I am a recent reader of yours. Scrolling through some of your articles I couldn't help but notice the constant references to the unpreparedness of our armed forces in the Second World War.
Among the causes of the phenomenon, factors such as the unpreparedness of the ruling class of the time, or the alleged or real episodes of betrayal, as well as the various plots intended to favor the military defeat of the nation, in order to favor the fall of the fascist regime, are too often evaluated. But what is often not taken into account is what our country was then: a nation with an agricultural economy, conditioned by the persistence of the manually managed large estates, with an industry limited only to the northern areas of the country, an industry conditioned by the scarcity of raw materials and energy sources such as coal, which influenced both the development of the steel industry and that of the railways, another indispensable factor in the war economy.
If we add to this the poor quality of commercial and communication services, as well as widespread illiteracy, especially in the southern regions, we can understand the poor preparation of our armed forces, a reflection of the economic condition of the country.
PS We had theorists like Giulio Douhet, theorist of strategic bombing, as well as Amedeo Mecozzi, supporter of assault aviation, but our chief of staff General Pietro Badoglio supported the policy of the man, the mule, the rifle and the cannon, a nineteenth-century scenario, when in the XNUMXs in Kazan Russians and Weimar Germans experimented with armored warfare.
Dear reader, these are all excellent observations, not always argued by us, which I agree with.
The questions could now be: "do we take into account what it is today our country?" and "has the rhetoric really changed after twenty years?"
We grew up hearing the chorus of: "product envied all over the world", "example of national capacity", "Italian success...". Was it really like that?
Should we not therefore add to illiteracy the chronic "provincialism" that does not allow us to see beyond our own backyard?
In 2023, Italy still generates many "Douhet" and "Mecozzi", but unfortunately also too many (too many!) "Badoglio". The former - disgusted - emigrate, the latter...
The real difference between our people and other nations is the strategic horizon: elsewhere it lasts ten years, ours is six-monthly.

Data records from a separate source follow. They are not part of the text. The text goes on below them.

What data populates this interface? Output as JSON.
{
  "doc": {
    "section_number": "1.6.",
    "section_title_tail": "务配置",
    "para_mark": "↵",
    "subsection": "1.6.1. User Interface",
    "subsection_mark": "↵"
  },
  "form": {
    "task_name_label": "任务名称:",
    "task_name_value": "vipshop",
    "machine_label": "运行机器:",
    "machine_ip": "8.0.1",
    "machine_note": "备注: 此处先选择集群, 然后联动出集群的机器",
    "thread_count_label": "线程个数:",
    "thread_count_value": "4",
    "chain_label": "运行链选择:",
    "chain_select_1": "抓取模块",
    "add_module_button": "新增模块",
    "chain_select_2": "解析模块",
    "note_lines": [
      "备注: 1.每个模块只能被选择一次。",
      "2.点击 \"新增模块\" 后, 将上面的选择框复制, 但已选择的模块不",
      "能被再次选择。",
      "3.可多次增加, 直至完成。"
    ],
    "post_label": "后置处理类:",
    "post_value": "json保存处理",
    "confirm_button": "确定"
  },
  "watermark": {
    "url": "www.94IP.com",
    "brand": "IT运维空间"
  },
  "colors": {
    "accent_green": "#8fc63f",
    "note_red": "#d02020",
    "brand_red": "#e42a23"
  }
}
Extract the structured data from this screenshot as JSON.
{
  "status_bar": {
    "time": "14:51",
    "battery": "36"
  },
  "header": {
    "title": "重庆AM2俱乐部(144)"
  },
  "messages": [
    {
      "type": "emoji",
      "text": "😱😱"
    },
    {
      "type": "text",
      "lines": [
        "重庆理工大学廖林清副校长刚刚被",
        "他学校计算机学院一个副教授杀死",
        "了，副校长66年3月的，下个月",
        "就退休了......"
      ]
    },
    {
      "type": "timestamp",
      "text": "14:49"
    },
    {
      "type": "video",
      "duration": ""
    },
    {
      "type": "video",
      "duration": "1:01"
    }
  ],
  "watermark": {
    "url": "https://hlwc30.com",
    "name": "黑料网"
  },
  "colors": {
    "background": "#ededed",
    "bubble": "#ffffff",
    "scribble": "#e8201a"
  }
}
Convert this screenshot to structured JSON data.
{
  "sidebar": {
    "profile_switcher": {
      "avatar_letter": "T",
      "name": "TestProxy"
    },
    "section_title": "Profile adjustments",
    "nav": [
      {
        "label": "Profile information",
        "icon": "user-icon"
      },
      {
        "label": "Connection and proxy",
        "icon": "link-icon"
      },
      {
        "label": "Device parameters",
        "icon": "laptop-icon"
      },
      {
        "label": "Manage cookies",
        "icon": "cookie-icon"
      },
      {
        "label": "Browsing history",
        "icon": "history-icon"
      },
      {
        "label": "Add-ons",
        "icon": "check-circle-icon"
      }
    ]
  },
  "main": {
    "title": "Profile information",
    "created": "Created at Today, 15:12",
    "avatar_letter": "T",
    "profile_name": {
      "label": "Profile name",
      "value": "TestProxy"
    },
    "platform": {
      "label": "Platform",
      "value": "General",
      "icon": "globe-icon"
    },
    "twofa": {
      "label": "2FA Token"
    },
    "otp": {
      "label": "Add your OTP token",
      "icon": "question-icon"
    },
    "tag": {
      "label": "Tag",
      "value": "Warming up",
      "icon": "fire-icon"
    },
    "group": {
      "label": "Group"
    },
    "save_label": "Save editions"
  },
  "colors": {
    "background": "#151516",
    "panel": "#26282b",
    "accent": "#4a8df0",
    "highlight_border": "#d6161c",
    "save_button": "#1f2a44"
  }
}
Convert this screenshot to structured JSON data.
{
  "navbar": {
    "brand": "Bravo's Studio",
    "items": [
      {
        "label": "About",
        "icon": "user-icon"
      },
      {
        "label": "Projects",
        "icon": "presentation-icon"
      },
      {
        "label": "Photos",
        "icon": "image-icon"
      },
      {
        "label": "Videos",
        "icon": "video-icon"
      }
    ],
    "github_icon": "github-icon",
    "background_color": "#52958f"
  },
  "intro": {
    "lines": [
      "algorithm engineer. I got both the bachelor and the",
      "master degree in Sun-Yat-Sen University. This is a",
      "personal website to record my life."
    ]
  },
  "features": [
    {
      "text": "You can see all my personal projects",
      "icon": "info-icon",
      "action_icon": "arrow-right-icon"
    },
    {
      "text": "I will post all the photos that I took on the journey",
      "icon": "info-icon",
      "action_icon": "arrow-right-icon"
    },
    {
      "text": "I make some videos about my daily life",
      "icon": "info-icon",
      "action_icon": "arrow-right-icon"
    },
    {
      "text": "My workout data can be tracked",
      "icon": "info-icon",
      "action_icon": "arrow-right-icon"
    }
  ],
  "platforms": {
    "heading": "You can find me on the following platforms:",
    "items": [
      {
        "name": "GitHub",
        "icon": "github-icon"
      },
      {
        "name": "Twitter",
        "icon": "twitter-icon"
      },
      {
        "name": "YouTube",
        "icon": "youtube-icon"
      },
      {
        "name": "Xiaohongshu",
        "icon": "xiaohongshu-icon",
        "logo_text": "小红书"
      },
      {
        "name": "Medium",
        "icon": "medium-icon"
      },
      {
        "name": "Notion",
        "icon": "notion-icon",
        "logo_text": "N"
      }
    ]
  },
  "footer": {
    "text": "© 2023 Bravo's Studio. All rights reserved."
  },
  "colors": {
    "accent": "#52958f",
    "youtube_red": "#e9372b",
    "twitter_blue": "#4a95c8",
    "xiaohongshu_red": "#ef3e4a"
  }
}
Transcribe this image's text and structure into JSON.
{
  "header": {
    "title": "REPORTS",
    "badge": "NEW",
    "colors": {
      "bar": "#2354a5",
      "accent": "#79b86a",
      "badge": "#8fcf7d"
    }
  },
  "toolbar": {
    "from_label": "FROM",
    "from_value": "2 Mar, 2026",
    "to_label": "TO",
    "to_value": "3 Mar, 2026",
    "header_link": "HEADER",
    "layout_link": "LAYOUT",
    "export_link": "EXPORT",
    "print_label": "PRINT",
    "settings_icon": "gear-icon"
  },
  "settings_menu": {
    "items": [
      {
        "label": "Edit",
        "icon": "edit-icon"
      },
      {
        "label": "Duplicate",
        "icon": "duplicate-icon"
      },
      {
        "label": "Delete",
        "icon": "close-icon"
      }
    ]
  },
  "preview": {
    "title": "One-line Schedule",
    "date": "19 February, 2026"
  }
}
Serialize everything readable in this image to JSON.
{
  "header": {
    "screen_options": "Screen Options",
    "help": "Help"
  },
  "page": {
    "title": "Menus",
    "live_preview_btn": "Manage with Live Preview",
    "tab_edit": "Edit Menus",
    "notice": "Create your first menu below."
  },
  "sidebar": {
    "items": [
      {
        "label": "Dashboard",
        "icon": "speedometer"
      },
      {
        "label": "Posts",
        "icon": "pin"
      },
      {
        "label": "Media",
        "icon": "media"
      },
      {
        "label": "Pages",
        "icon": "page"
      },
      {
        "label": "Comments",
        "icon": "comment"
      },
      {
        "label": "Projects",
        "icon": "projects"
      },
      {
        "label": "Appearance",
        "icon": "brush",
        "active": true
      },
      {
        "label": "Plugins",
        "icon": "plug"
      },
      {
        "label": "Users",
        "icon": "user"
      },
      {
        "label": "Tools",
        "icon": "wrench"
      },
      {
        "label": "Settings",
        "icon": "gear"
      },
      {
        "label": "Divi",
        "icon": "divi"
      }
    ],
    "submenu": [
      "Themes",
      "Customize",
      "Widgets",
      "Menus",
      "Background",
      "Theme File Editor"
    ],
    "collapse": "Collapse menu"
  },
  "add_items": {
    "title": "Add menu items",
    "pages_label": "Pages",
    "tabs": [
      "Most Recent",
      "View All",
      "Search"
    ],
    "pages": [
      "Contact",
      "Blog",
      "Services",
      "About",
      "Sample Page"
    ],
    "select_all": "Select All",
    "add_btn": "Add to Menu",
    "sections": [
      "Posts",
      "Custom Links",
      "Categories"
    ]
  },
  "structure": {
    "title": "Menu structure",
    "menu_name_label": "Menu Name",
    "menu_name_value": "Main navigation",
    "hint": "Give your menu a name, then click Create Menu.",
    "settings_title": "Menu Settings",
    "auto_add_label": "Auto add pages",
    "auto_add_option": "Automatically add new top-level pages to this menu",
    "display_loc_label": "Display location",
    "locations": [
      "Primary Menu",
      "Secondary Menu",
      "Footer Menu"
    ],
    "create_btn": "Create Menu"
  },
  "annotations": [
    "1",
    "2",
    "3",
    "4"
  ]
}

Meanwhile (for 162 years) governments change on average every 1,2 years.
In Europe, healthy state structures and systems they also work in the presence of Badoglio passing by, in Italy they do not exist and we hope (deludedly) in the electoral victory of new - self-styled - Douhet and Mecozzi...
Will we have to do something for the love of this country?